Misconceptions about breast cancer are widespread. Here are a few of the most common breast cancer myths.

Myth: If I get breast cancer, I'm going to die.

Truth: The chances are that you probably won't. Today, about 98 percent of breast cancer patients are still alive after five years, and the 10 year survival rate is 85 to 90 percent. The earlier you discover breast cancer, the better chance you'll catch it before it spreads, when treatment is usually successful.

Myth: Breast cancer kills more women than any other disease.

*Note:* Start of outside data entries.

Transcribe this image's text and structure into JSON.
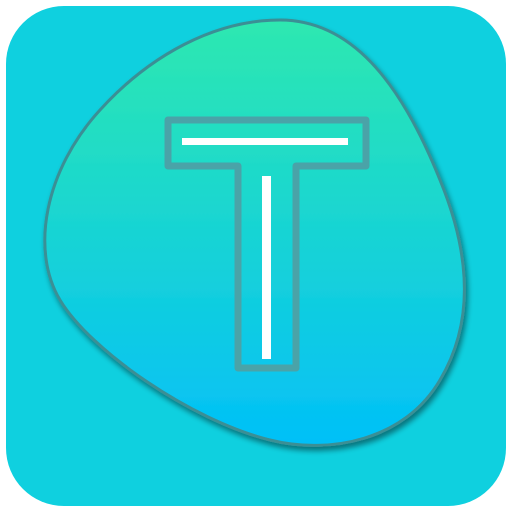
{
  "app_icon": {
    "icon": "letter-t-icon",
    "colors": {
      "tile": "#0fd0df",
      "blob_top": "#2ee8b0",
      "blob_bottom": "#02c0f8",
      "letter_outline": "#4aa3a8",
      "letter_inner_line": "#ffffff",
      "shadow": "#3a8f95"
    }
  }
}
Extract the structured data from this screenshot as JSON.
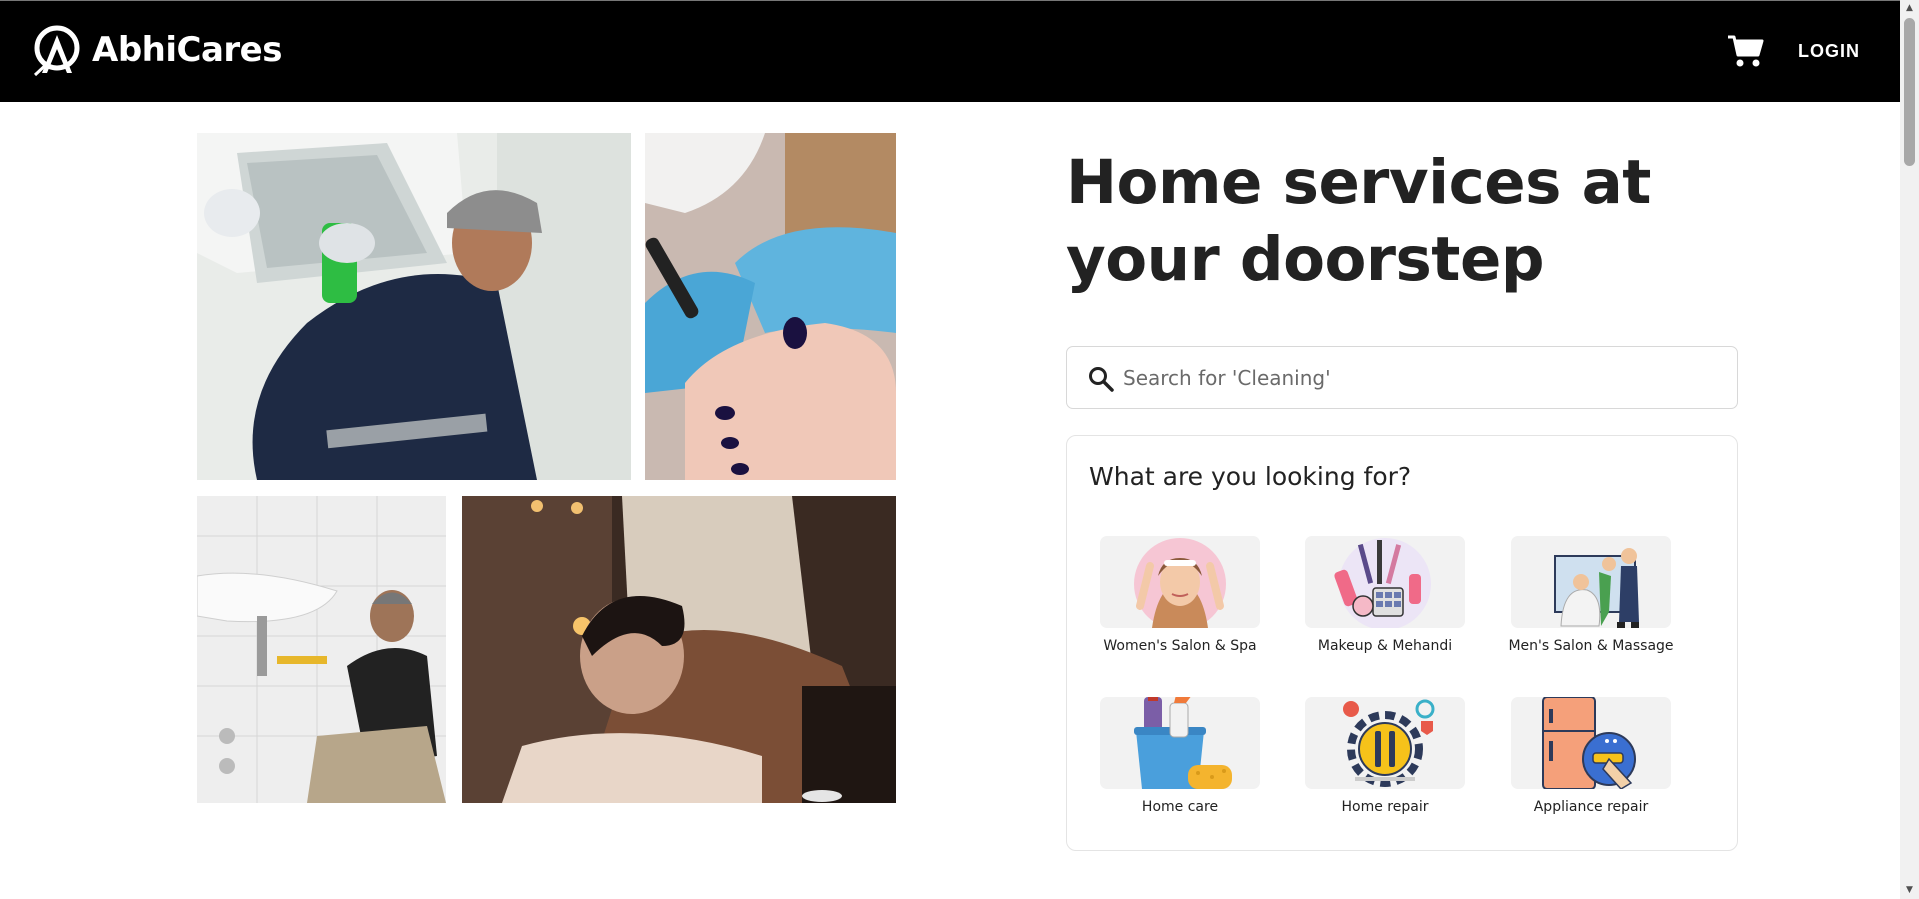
{
  "navbar": {
    "brand_name": "AbhiCares",
    "login_label": "LOGIN"
  },
  "hero": {
    "title_line1": "Home services at",
    "title_line2": "your doorstep"
  },
  "search": {
    "placeholder": "Search for 'Cleaning'"
  },
  "services": {
    "heading": "What are you looking for?",
    "items": [
      {
        "label": "Women's Salon & Spa",
        "icon": "woman-face-icon"
      },
      {
        "label": "Makeup & Mehandi",
        "icon": "makeup-kit-icon"
      },
      {
        "label": "Men's Salon & Massage",
        "icon": "barber-icon"
      },
      {
        "label": "Home care",
        "icon": "cleaning-supplies-icon"
      },
      {
        "label": "Home repair",
        "icon": "repair-gear-icon"
      },
      {
        "label": "Appliance repair",
        "icon": "fridge-repair-icon"
      }
    ]
  },
  "colors": {
    "navbar_bg": "#000000",
    "title_text": "#222222",
    "tile_bg": "#f2f2f2"
  }
}
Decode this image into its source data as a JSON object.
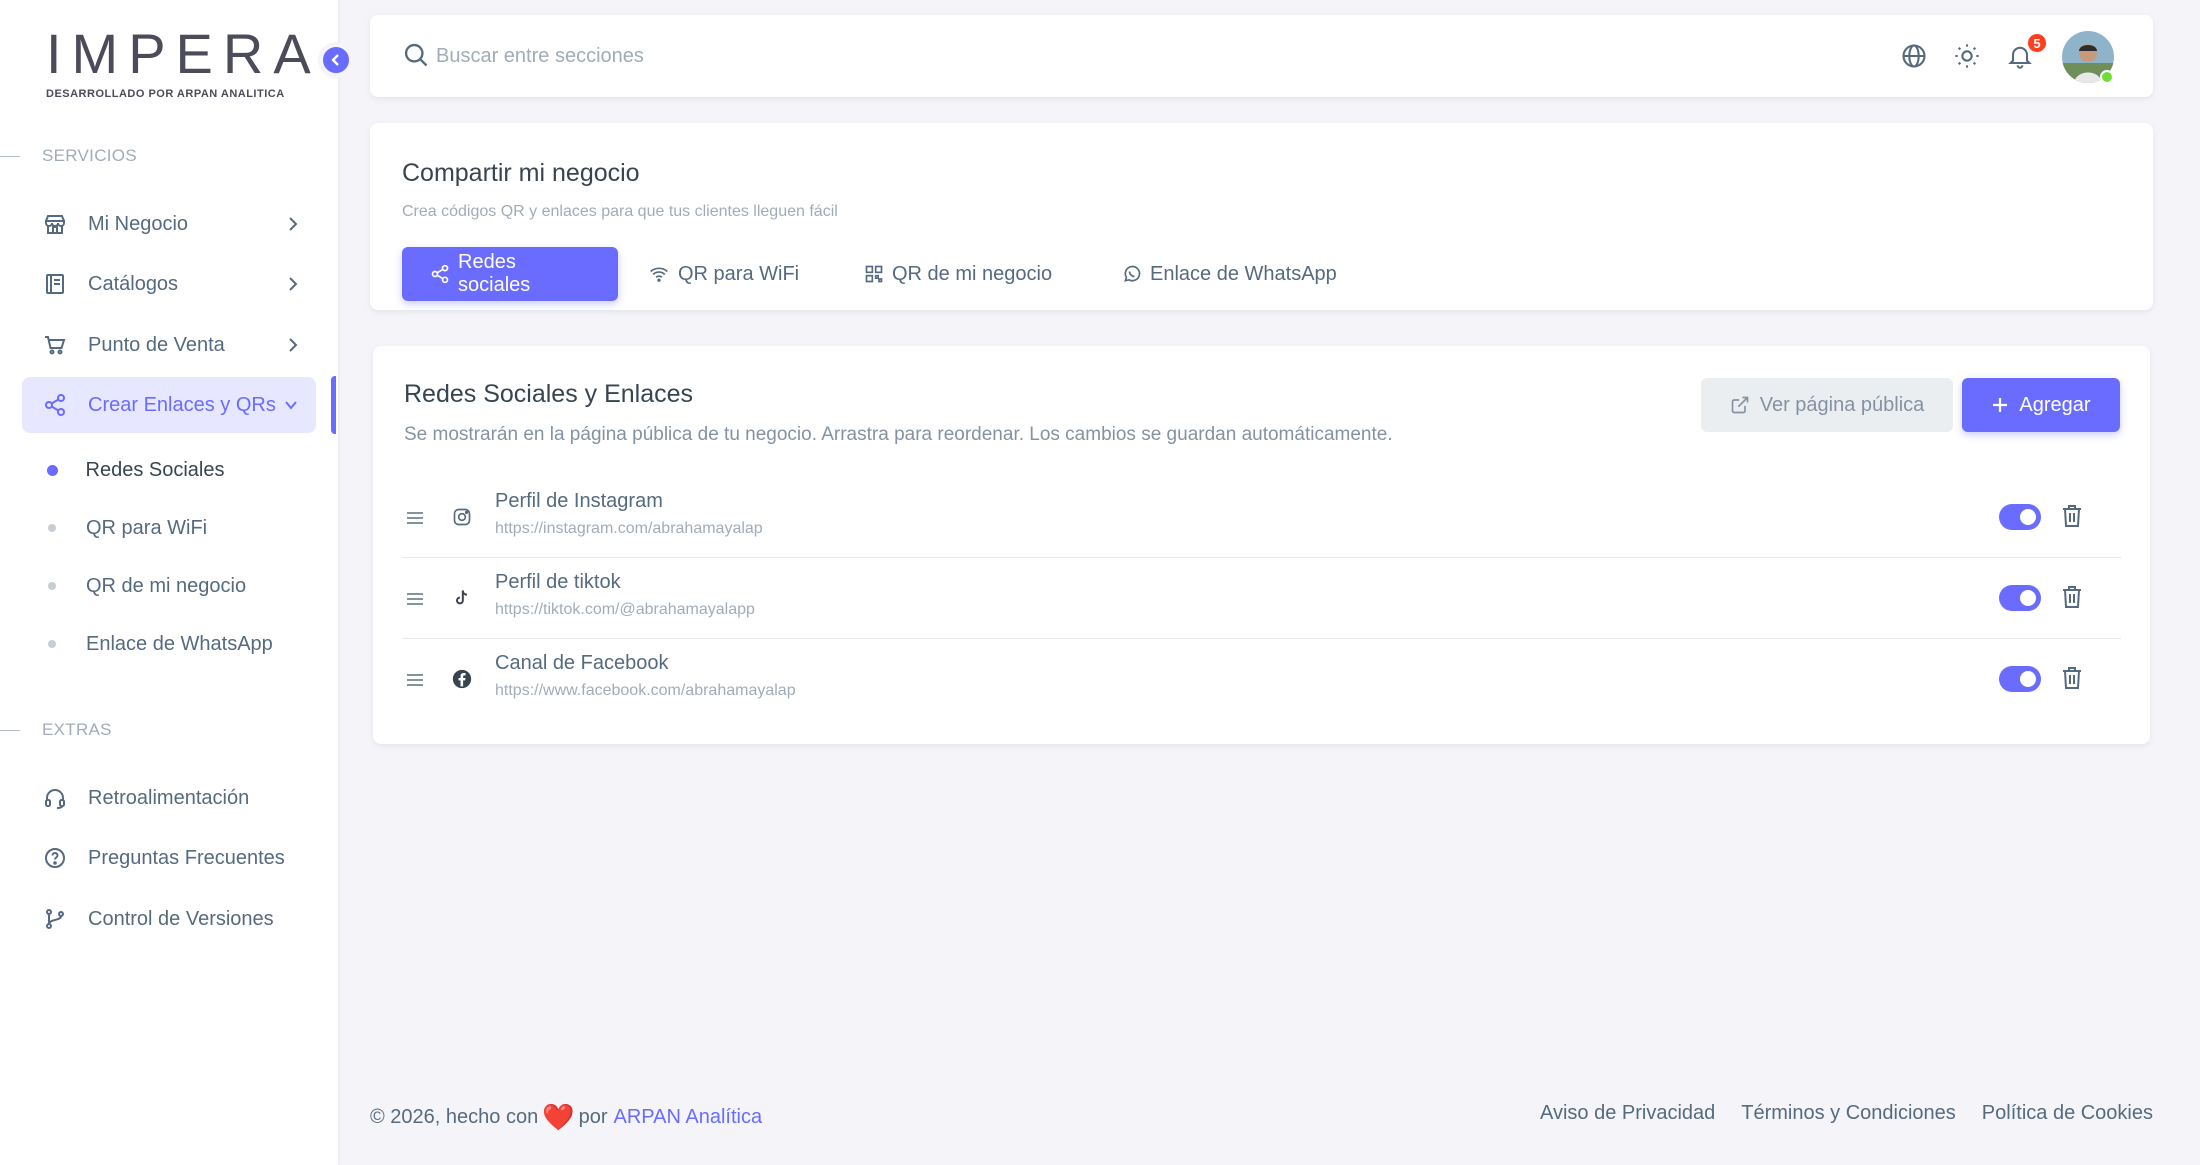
{
  "brand": {
    "name": "IMPERA",
    "tagline": "DESARROLLADO POR ARPAN ANALITICA"
  },
  "sidebar": {
    "sections": [
      {
        "title": "SERVICIOS"
      },
      {
        "title": "EXTRAS"
      }
    ],
    "items": [
      {
        "label": "Mi Negocio",
        "icon": "store-icon"
      },
      {
        "label": "Catálogos",
        "icon": "book-icon"
      },
      {
        "label": "Punto de Venta",
        "icon": "cart-icon"
      },
      {
        "label": "Crear Enlaces y QRs",
        "icon": "share-icon",
        "active": true
      }
    ],
    "sub_items": [
      {
        "label": "Redes Sociales",
        "active": true
      },
      {
        "label": "QR para WiFi"
      },
      {
        "label": "QR de mi negocio"
      },
      {
        "label": "Enlace de WhatsApp"
      }
    ],
    "extras": [
      {
        "label": "Retroalimentación",
        "icon": "headset-icon"
      },
      {
        "label": "Preguntas Frecuentes",
        "icon": "help-circle-icon"
      },
      {
        "label": "Control de Versiones",
        "icon": "git-branch-icon"
      }
    ]
  },
  "topbar": {
    "search_placeholder": "Buscar entre secciones",
    "notifications_count": "5"
  },
  "share": {
    "title": "Compartir mi negocio",
    "subtitle": "Crea códigos QR y enlaces para que tus clientes lleguen fácil",
    "tabs": [
      {
        "label": "Redes sociales",
        "active": true
      },
      {
        "label": "QR para WiFi"
      },
      {
        "label": "QR de mi negocio"
      },
      {
        "label": "Enlace de WhatsApp"
      }
    ]
  },
  "links": {
    "title": "Redes Sociales y Enlaces",
    "subtitle": "Se mostrarán en la página pública de tu negocio. Arrastra para reordenar. Los cambios se guardan automáticamente.",
    "view_public_label": "Ver página pública",
    "add_label": "Agregar",
    "rows": [
      {
        "name": "Perfil de Instagram",
        "url": "https://instagram.com/abrahamayalap",
        "icon": "instagram-icon",
        "enabled": true
      },
      {
        "name": "Perfil de tiktok",
        "url": "https://tiktok.com/@abrahamayalapp",
        "icon": "tiktok-icon",
        "enabled": true
      },
      {
        "name": "Canal de Facebook",
        "url": "https://www.facebook.com/abrahamayalap",
        "icon": "facebook-icon",
        "enabled": true
      }
    ]
  },
  "footer": {
    "copyright": "© 2026, hecho con",
    "heart": "❤️",
    "by": "por",
    "company": "ARPAN Analítica",
    "links": [
      "Aviso de Privacidad",
      "Términos y Condiciones",
      "Política de Cookies"
    ]
  },
  "colors": {
    "primary": "#696cff",
    "background": "#f5f5f9",
    "text": "#566a7f",
    "muted": "#a1acb8",
    "danger": "#ff3e1d",
    "online": "#71dd37"
  }
}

Truth: Heart disease and lung cancer kill far more women than breast cancer. In fact, heart disease is the single leading cause of death in American women, and twice as many women die of heart disease, stroke, and other cardiovascular disease than all forms of cancer.

Myth: Men don't get breast cancer.

Truth: Breast cancer in men is rare, but it does happen. In 2009, 1,910 men and 192,000 women were diagnosed with breast cancer.

Myth: Participating in clinical trials helps others, but doesn't help me.

Truth: As a participant in clinical trials, you receive outstanding medical care, even if you're in the control group. If the new treatment is effective, you will be one of the first to benefit from it. Many patients like taking an active role in their own healthcare and appreciate that their participation in clinical trials may also help others.

Myth: If I have a lump, it must be breast cancer.

Truth: A corollary to this myth is that breast cancer always presents as a lump. Most lumps are benign cysts or changes in breast tissue, not breast cancer, and mammograms detect most cancers before they are large enough to feel. Be alert for other changes in the breast that may indicate breast cancer. See your physician immediately if you experience:

  • Breast pain
  • Nipple tenderness or discharge
  • Change in size or shape of a breast
  • Nipple or skin that turns inward
  • Scaly, red or swollen skin

Myth: Women with small breasts don't have to worry about breast cancer.

Truth: Cancer develops in the cells that line ducts or lobules, which make milk and carry it to the nipple. All women have the same number of ducts and lobules, regardless of the size of their breasts.

Myth: Trauma or injury to the breast causes breast cancer.

Truth: An injury may cause a lump, but it does not cause breast cancer. What typically happens is that an injury causes you to pay attention to your breast and seek medical treatment. So, if you have breast cancer, you're more likely to discover it.